[Data excerpts]
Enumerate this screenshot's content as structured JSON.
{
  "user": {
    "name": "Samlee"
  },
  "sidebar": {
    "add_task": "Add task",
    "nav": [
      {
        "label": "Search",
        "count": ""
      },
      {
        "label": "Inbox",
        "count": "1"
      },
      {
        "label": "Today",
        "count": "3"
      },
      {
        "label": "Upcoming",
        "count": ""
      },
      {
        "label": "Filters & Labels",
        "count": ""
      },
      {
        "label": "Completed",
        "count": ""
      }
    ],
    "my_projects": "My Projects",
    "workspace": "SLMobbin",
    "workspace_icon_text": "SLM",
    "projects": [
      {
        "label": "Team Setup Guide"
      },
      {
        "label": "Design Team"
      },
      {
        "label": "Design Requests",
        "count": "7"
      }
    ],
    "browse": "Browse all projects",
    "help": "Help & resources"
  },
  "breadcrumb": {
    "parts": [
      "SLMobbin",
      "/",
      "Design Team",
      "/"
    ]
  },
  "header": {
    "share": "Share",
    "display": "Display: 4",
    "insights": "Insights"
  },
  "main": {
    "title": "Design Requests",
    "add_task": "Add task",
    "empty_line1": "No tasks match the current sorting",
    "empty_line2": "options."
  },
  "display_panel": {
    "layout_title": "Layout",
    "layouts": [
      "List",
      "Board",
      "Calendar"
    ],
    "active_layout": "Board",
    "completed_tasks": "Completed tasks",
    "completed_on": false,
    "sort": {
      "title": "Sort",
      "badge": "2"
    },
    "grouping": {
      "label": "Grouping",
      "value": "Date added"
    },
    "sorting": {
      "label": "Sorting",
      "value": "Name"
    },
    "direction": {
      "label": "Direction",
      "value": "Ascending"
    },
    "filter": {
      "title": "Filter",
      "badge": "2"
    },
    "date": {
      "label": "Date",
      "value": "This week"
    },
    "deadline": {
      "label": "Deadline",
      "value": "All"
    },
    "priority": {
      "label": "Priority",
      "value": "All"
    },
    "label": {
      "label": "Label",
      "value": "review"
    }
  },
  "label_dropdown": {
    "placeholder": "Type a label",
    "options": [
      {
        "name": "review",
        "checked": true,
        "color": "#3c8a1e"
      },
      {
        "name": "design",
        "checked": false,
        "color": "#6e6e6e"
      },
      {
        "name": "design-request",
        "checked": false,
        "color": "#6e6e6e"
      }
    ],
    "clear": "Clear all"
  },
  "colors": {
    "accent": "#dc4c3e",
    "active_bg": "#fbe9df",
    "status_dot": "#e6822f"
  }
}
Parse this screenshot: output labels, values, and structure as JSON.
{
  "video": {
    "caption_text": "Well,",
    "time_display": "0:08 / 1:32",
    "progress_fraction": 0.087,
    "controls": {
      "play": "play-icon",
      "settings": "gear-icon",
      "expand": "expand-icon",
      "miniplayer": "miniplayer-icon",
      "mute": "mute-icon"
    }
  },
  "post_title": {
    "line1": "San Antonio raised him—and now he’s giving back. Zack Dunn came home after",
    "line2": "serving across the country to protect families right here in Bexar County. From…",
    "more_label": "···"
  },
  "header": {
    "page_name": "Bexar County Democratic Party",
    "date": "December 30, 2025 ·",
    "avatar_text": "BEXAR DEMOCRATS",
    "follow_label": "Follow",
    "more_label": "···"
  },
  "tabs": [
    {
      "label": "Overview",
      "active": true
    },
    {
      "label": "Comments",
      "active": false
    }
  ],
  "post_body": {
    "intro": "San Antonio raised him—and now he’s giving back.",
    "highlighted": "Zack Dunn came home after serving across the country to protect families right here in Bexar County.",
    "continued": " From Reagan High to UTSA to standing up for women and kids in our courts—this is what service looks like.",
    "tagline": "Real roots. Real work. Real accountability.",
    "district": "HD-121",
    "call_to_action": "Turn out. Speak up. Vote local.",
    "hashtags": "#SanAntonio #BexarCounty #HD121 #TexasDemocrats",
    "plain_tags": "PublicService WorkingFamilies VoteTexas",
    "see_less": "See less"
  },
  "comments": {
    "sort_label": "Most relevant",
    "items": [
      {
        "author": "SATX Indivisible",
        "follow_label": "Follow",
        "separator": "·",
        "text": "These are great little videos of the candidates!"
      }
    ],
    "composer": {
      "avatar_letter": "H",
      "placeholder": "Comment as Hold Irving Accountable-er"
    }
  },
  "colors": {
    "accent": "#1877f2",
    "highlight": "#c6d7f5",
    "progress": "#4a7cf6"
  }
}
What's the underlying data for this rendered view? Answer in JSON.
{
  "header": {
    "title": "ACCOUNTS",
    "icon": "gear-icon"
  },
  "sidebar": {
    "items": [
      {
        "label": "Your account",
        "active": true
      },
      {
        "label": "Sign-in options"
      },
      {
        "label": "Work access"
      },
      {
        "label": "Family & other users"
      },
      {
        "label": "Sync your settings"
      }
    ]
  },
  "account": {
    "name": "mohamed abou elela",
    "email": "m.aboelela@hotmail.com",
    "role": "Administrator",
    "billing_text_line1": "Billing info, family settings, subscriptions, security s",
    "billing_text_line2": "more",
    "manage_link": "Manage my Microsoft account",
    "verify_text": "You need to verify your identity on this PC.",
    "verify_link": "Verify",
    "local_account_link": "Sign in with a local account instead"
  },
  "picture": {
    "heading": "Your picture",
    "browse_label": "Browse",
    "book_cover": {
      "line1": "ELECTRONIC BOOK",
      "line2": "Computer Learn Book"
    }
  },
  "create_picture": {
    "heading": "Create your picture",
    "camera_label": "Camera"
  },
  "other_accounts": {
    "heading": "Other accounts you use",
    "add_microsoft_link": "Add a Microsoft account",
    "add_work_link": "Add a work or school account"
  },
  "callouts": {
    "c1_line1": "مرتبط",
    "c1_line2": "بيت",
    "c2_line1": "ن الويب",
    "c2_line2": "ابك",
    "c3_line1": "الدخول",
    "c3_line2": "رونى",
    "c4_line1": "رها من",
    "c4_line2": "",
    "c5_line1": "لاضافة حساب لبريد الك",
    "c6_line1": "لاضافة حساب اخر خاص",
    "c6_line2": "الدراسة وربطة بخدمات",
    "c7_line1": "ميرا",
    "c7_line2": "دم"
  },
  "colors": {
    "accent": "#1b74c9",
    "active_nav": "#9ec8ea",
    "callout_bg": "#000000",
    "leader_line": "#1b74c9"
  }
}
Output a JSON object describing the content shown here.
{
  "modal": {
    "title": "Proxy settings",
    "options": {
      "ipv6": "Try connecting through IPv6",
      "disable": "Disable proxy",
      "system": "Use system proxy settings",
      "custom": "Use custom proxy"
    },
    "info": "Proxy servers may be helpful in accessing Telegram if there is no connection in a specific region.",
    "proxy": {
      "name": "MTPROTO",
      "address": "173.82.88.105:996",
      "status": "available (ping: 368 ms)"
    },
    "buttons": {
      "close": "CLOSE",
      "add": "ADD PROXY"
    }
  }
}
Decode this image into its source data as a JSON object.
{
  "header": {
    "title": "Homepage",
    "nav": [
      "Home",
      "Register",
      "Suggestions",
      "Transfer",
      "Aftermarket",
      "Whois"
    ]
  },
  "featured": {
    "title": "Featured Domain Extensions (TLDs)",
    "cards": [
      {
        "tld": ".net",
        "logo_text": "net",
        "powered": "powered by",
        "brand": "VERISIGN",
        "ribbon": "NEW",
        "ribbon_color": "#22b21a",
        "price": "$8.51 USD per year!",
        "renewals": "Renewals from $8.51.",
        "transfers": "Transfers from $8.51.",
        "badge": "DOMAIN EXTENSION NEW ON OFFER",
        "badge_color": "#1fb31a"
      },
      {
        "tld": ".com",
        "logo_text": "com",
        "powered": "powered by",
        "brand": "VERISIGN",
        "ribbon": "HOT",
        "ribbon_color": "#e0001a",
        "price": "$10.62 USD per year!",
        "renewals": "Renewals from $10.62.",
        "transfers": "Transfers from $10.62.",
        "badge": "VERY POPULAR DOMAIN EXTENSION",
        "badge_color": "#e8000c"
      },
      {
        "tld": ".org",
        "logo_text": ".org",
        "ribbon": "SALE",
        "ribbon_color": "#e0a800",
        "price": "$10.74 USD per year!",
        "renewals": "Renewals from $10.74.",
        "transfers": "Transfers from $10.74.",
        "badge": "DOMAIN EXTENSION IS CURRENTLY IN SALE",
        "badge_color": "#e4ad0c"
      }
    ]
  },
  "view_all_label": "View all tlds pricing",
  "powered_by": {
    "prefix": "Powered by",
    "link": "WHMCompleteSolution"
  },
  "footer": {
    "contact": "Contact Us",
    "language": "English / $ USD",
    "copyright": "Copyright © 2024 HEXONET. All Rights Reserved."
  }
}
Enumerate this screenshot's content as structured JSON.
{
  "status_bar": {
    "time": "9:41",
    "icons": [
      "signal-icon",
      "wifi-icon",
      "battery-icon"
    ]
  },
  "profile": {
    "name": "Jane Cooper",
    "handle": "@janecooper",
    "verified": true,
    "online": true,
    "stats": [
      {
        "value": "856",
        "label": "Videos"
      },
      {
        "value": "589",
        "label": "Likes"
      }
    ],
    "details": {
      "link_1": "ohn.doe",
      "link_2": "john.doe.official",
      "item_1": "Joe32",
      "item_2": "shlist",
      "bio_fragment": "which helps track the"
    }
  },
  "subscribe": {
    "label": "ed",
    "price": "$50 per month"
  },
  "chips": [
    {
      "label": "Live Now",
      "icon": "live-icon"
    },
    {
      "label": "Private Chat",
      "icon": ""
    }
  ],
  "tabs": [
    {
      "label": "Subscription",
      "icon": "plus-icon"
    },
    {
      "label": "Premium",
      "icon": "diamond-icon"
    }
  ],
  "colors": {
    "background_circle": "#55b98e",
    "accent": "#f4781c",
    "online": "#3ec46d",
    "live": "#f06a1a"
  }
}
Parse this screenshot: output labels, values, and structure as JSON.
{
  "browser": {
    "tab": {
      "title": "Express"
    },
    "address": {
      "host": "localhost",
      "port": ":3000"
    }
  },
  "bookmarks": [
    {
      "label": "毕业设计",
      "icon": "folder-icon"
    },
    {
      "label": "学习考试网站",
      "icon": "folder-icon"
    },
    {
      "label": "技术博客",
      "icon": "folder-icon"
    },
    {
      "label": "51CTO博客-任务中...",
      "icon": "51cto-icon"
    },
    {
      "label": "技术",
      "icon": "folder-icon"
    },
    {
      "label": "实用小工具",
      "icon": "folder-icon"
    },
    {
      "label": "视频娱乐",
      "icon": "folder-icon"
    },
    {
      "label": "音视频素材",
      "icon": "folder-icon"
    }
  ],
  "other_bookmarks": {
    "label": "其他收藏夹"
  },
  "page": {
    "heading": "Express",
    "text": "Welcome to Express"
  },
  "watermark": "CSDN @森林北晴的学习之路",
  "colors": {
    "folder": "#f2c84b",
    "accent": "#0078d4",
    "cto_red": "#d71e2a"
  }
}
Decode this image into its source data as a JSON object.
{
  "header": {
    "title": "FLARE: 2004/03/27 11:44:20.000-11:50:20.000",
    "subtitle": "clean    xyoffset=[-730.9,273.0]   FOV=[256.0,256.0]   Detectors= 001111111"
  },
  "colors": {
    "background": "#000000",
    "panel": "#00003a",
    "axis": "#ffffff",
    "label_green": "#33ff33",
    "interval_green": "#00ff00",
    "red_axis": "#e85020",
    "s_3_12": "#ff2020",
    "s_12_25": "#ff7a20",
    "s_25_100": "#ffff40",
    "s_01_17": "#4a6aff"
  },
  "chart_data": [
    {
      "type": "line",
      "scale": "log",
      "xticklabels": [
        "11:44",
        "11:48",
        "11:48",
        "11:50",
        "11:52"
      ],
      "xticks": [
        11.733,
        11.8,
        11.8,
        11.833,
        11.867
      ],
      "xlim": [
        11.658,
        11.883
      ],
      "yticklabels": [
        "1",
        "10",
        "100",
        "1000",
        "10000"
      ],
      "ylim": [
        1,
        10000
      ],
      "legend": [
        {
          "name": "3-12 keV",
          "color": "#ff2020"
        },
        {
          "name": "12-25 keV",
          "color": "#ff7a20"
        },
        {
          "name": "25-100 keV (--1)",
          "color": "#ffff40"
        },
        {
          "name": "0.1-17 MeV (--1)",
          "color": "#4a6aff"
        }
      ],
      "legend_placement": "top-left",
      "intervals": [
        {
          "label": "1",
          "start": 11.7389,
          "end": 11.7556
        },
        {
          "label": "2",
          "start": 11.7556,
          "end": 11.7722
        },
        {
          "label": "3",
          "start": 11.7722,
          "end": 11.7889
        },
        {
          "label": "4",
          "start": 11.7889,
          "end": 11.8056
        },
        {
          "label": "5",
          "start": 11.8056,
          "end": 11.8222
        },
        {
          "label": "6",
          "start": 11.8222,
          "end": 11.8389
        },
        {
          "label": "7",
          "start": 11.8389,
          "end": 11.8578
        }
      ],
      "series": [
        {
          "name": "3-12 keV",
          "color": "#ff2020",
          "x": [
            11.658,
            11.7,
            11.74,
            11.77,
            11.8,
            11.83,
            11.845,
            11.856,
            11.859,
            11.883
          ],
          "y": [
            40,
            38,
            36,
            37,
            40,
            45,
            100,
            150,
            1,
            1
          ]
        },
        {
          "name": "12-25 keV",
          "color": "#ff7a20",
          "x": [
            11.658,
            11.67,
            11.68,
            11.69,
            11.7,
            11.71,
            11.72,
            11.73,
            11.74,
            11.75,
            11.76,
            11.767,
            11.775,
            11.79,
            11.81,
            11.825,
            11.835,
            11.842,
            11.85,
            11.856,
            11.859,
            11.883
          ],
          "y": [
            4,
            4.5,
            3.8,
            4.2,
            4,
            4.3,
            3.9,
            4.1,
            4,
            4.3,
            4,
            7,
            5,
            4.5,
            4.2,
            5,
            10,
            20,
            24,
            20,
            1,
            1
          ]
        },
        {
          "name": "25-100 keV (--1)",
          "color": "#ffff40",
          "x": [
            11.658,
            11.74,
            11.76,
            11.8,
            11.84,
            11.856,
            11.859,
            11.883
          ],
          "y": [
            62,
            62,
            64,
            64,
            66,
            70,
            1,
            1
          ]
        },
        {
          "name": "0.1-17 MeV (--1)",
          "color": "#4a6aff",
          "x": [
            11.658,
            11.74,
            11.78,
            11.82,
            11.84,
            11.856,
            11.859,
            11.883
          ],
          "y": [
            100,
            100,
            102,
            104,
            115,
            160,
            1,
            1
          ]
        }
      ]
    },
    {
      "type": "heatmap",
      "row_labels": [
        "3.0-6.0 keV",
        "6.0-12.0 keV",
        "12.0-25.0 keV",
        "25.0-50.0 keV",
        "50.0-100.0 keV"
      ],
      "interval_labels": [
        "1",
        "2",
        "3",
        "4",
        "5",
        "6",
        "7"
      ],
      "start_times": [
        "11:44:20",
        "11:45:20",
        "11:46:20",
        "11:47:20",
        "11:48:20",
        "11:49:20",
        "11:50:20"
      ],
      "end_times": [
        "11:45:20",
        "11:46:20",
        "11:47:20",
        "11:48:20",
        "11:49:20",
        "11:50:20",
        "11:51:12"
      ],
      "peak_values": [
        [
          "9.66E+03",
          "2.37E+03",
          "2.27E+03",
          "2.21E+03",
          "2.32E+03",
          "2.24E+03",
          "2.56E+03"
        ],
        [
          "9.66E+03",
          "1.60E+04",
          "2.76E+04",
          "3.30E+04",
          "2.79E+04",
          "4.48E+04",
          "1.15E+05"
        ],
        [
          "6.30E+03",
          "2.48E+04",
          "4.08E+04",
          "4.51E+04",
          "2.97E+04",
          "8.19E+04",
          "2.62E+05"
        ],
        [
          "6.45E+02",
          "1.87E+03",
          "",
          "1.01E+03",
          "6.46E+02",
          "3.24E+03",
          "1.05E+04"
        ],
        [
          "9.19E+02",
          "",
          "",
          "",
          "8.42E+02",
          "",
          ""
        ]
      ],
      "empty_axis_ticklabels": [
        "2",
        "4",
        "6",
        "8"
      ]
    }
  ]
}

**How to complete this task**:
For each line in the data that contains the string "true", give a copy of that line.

**Reply**:
        "checked": true,
      "active": true
        "active": true
    "verified": true,
    "online": true,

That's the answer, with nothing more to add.